MovieMorlocks.com is the official blog for TCM. No topic is too obscure or niche to be excluded from our film discussions. And we welcome your comments on our blogs and bloggers.
See more: facebook.com/tcmtv
See more: twitter.com/tcm

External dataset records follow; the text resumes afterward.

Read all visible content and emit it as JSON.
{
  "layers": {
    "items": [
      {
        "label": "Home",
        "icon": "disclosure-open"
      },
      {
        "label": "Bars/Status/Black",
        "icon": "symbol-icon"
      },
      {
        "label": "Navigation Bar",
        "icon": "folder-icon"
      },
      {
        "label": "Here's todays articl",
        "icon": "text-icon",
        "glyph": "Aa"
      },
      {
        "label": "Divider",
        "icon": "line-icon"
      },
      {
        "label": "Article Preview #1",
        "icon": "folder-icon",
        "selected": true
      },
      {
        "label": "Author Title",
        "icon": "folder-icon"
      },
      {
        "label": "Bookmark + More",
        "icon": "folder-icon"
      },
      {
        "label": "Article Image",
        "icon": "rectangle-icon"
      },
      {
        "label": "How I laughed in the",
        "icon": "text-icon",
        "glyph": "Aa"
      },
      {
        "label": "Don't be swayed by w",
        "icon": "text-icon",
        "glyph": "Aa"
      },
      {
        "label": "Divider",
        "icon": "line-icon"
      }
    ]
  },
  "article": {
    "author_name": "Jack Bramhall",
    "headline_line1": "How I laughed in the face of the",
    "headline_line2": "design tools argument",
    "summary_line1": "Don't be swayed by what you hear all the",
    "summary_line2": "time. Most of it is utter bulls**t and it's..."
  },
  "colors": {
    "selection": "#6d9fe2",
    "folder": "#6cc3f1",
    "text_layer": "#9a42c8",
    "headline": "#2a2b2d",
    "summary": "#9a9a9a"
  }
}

3-D Academy Awards Action Films Actors Actors' Endorsements Actresses animal stars Animation Anime Anthology Films Art Direction Art in Movies Asians in Hollywood Australian CInema Autobiography Avant-Garde Aviation Awards B-movies Beer in Film Behind the Scenes Best of the Year lists Biography Biopics Black Film Blu-Ray Books on Film Boxing films British Cinema Canadian Cinema Character Actors Chicago Film History Cinematography Classic Films College Life on Film Comedy Comic Book Movies Crime Czech Film Dance on Film Digital Cinema Directors Disaster Films Documentary Drama DVD Early Talkies Editing Educational Films European Influence on American Cinema Experimental Exploitation Fairy Tales on Film Faith or Christian-based Films Family Films Film Composers Film Criticism Film Festival 2015 film festivals Film History in Florida Film Noir Film Scholars Film titles Filmmaking Techniques Films About Gambling Films of the 1930s Films of the 1960s Films of the 1970s Films of the 1980s Food in Film Foreign Film French Film Gangster films Genre Genre spoofs HD & Blu-Ray Holiday Movies Hollywood history Hollywood lifestyles Horror Horror Movies Icons independent film Italian Film Japanese Film Korean Film Literary Adaptations Martial Arts Melodramas Memorabilia Method Acting Mexican Cinema Moguls Monster Movies Movie Books Movie Costumes movie flops Movie locations Movie lovers Movie Magazines Movie Reviewers Movie settings Movie Stars Movie titles Movies about movies Music in Film Musicals New Releases Outdoor Cinema Paranoid Thrillers Parenting on film Pirate movies Polish film industry political thrillers Politics in Film Pornography Pre-Code Producers Race in American Film Remakes Revenge Road Movies Romance Romantic Comedies Russian Film Industry Satire Scandals Science Fiction Screenwriters Semi-documentaries Serials Set design/production design Short Films Silent Film silent films Social Problem Film Spaghetti Westerns Sports Sports on Film Stereotypes Straight-to-DVD Studio Politics Stunts and stuntmen Suspense thriller Swashbucklers TCM Classic Film Festival TCM Underground Television The British in Hollywood The Germans in Hollywood The Hungarians in Hollywood The Irish in Hollywood Theaters Thriller Trains in movies U.S.S. Indianapolis Underground Cinema VOD War film Westerns Women in the Film Industry Women's Weepies